Noted jazz critic Ted Panken writes, “Great lyrics permeate this beautifully rendered homage, and Jordan has the skill sets to do them justice—a voice that projects from a whisper to a scream, impeccable diction, dead-center pitch, fluid phrasing…, she finds fresh, unfailingly swinging approaches to this well-traveled repertoire, melding into a personal argot elements garnered from such distinguished mentors as Shirley Horn, Abbey Lincoln, Nancy Wilson—and Lena Horne herself—while sounding like no one other than Stephanie Jordan. As she aptly puts it, “it’s a tribute, not a copy.”

Following her performance with the Chicago Jazz Ensemble where Stephanie served as a late minute replacement for Grammy Award-winning singer Ledisi, Chicago Tribune’s leading art critic Howard Reich proclaimed, “The woman can sing and indisputably knows how to reach out across the footlights . . . bringing heft to music of the Gershwins and Cole Porter without pushing volume levels.
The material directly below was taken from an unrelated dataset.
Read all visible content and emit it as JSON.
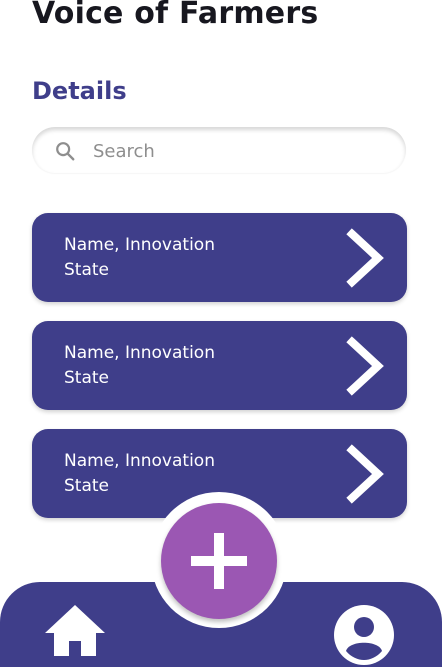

Clearly she values plush sound and knows how to produce it.”   Music critic James Walker added, “Stephanie Jordan . . . stepped in and simply mesmerized the near capacity Harris Theater crowd with a sparkling performance that surely put her in good stead with the astute Chicago audience. . . . “

Bill Milkowski of JazzTimes Magazine said of her Jazz at Lincoln Center performance; “Stephanie Jordan, a standout here, was the real discovery of the evening. Her haunting rendition of (Here’s To Life) this bittersweet ode associated with Shirley Horn was delivered with uncanny poise and a depth of understated soul that mesmerized the crowd and registered to the back rows. Singing with clarity of diction that recalled Nat “King” Cole . . .”

The Washington Post boasts of her Kennedy Center performance, “Contributing intimate and thoroughly enjoyable interludes were . . . A poised, soulfully articulate vocalist, Jordan turned in a performance that warmly evoked the influence of Abbey Lincoln, Shirley Horn, Carmen McRae and other jazz greats.”

Ms. Jordan is the fifth performer to emerge from a family of New Orleans bred musicians.  As the daughter of renowned Avant-jazz saxophonist and teacher Edward “Kidd” Jordan, Stephanie’s musical roots run deep.